Thomas, George × Kooijman, Piet G C Donders, A Rogier T Cremers, Cor W R J De Jong, Felix #

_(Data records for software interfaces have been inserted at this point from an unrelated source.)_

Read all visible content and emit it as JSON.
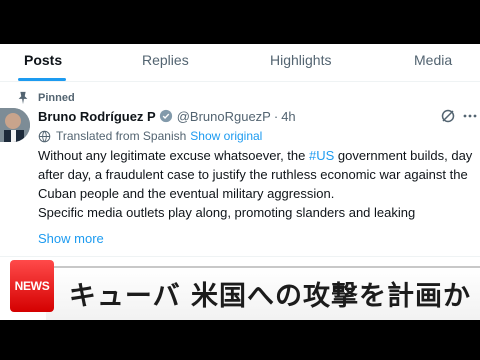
{
  "tabs": [
    {
      "label": "Posts",
      "active": true
    },
    {
      "label": "Replies",
      "active": false
    },
    {
      "label": "Highlights",
      "active": false
    },
    {
      "label": "Media",
      "active": false
    }
  ],
  "pinned_label": "Pinned",
  "post": {
    "author_name": "Bruno Rodríguez P",
    "handle": "@BrunoRguezP",
    "separator": "·",
    "time": "4h",
    "translated_label": "Translated from Spanish",
    "show_original": "Show original",
    "line1_pre": "Without any legitimate excuse whatsoever, the ",
    "hashtag": "#US",
    "line1_post": " government builds, day",
    "line2": "after day, a fraudulent case to justify the ruthless economic war against the",
    "line3": "Cuban people and the eventual military aggression.",
    "line4": "Specific media outlets play along, promoting slanders and leaking",
    "show_more": "Show more"
  },
  "banner": {
    "badge": "NEWS",
    "headline": "キューバ 米国への攻撃を計画か"
  },
  "colors": {
    "accent": "#1d9bf0",
    "text": "#0f1419",
    "muted": "#536471",
    "badge": "#e00000"
  },
  "icons": [
    "pin-icon",
    "verified-icon",
    "grok-icon",
    "more-icon",
    "globe-icon"
  ]
}
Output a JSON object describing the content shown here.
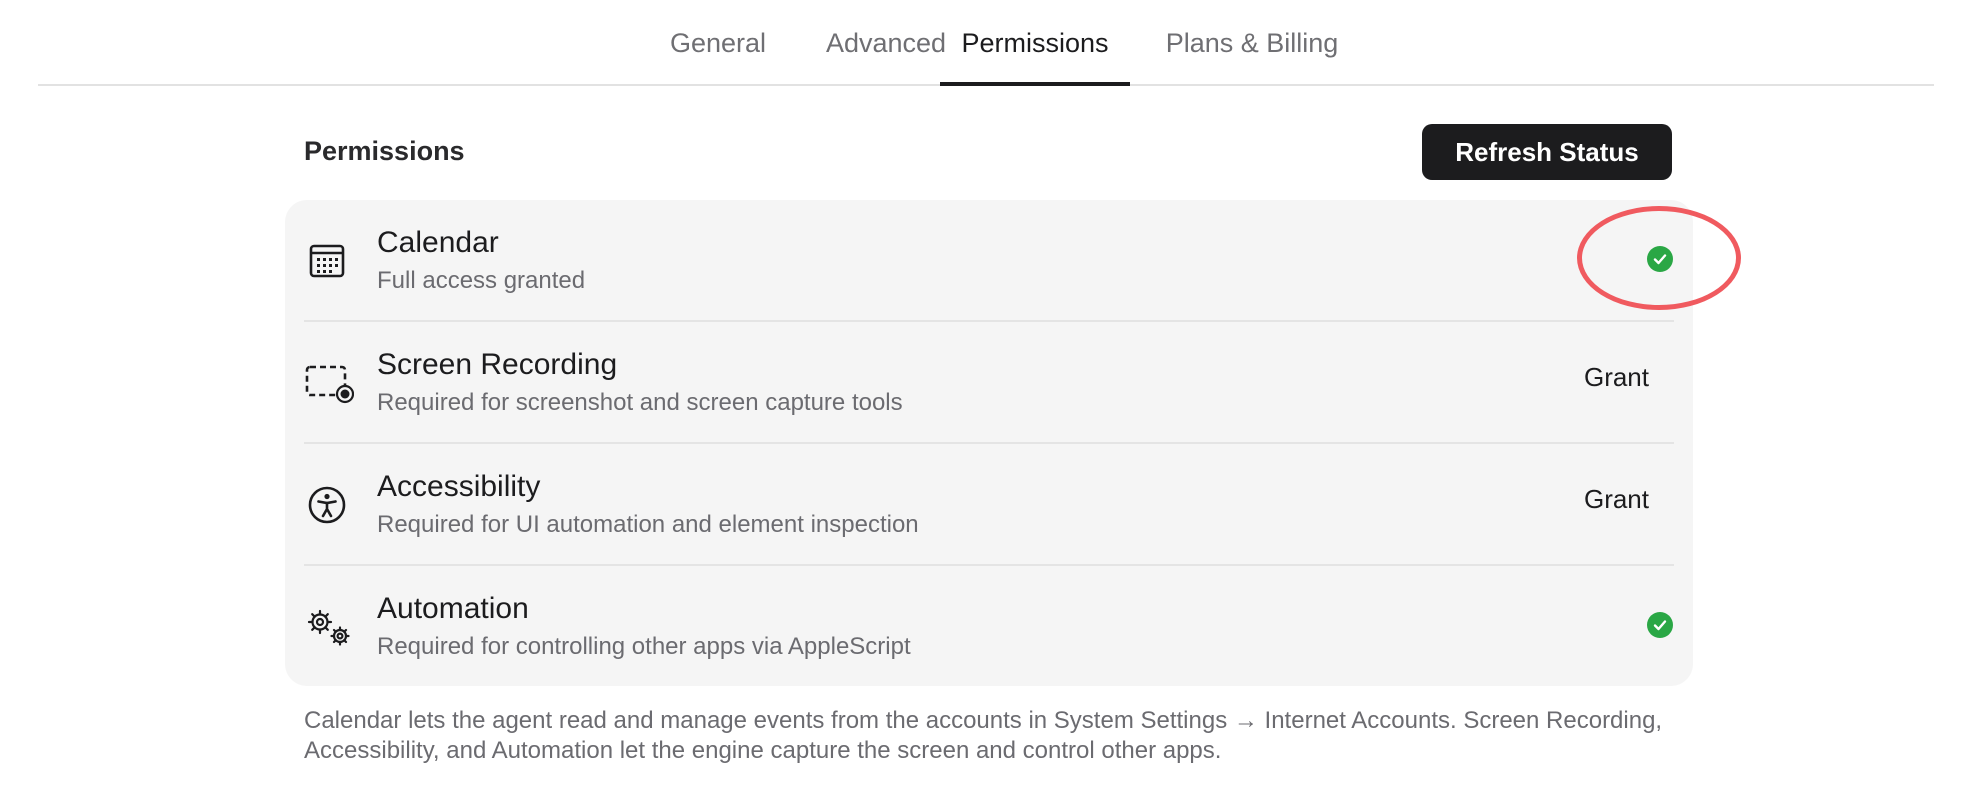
{
  "tabs": [
    {
      "label": "General",
      "active": false
    },
    {
      "label": "Advanced",
      "active": false
    },
    {
      "label": "Permissions",
      "active": true
    },
    {
      "label": "Plans & Billing",
      "active": false
    }
  ],
  "section": {
    "title": "Permissions",
    "refresh_label": "Refresh Status"
  },
  "permissions": [
    {
      "icon": "calendar-icon",
      "title": "Calendar",
      "subtitle": "Full access granted",
      "status": "granted"
    },
    {
      "icon": "screen-recording-icon",
      "title": "Screen Recording",
      "subtitle": "Required for screenshot and screen capture tools",
      "status": "not-granted",
      "action_label": "Grant"
    },
    {
      "icon": "accessibility-icon",
      "title": "Accessibility",
      "subtitle": "Required for UI automation and element inspection",
      "status": "not-granted",
      "action_label": "Grant"
    },
    {
      "icon": "gears-icon",
      "title": "Automation",
      "subtitle": "Required for controlling other apps via AppleScript",
      "status": "granted"
    }
  ],
  "footnote": "Calendar lets the agent read and manage events from the accounts in System Settings → Internet Accounts. Screen Recording, Accessibility, and Automation let the engine capture the screen and control other apps.",
  "colors": {
    "accent": "#1c1c1e",
    "success": "#2aa745",
    "highlight": "#f05a5f",
    "card_bg": "#f5f5f5"
  }
}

SUMMARY: A cross-sectional questionnaire survey was performed. The objectives of the study were to assess the psychosocial impact of current voice complaints as perceived by student-teachers with voice complaints in comparison with student-teachers without voice complaints, and to observe the pattern of risk factors in relation to their voice handicap. Subjects in the general population without a voice-demanding profession were selected as a reference group for limited comparison with the total group of student-teachers (future professional voice users). The respondents to the questionnaires were anonymous. Among the student-teachers, 17.2% reported current voice complaints in comparison with 9.7% of the reference group, and the odds ratio was 1.94, which showed the relative risk. Student-teachers had significantly greater total Voice Handicap Index (VHI) scores than the reference group (P = 0.034). The VHI subscale scores were not significantly different (P > 0.05). Student-teachers who reported current voice complaints had a significantly higher total VHI and subscale scores than student teachers without voice complaints (P < 0.001). Of the student-teachers without voice complaints, 17.0% had VHI scores greater than the 75th percentile. These persons may be neglecting their voice handicap and probably represent the false-negative cases in the estimation of voice complaints. Logistic regression analysis of each of the given risk factors with the VHI as the independent variable showed that the perceived negative influence of the given risk factors on their voices was significantly greater with increasing VHI scores across the VHI range. A significant correlation was observed between the number of perceived risk factors and increasing VHI scores across the VHI range. An increased awareness of risk factors in relation to their voice handicap would serve to motivate student-teachers to change factors that contributed to their voice problem. Attention to all risk factors, which the subjects perceive to be a risk, would aid in effective management of their voice handicap.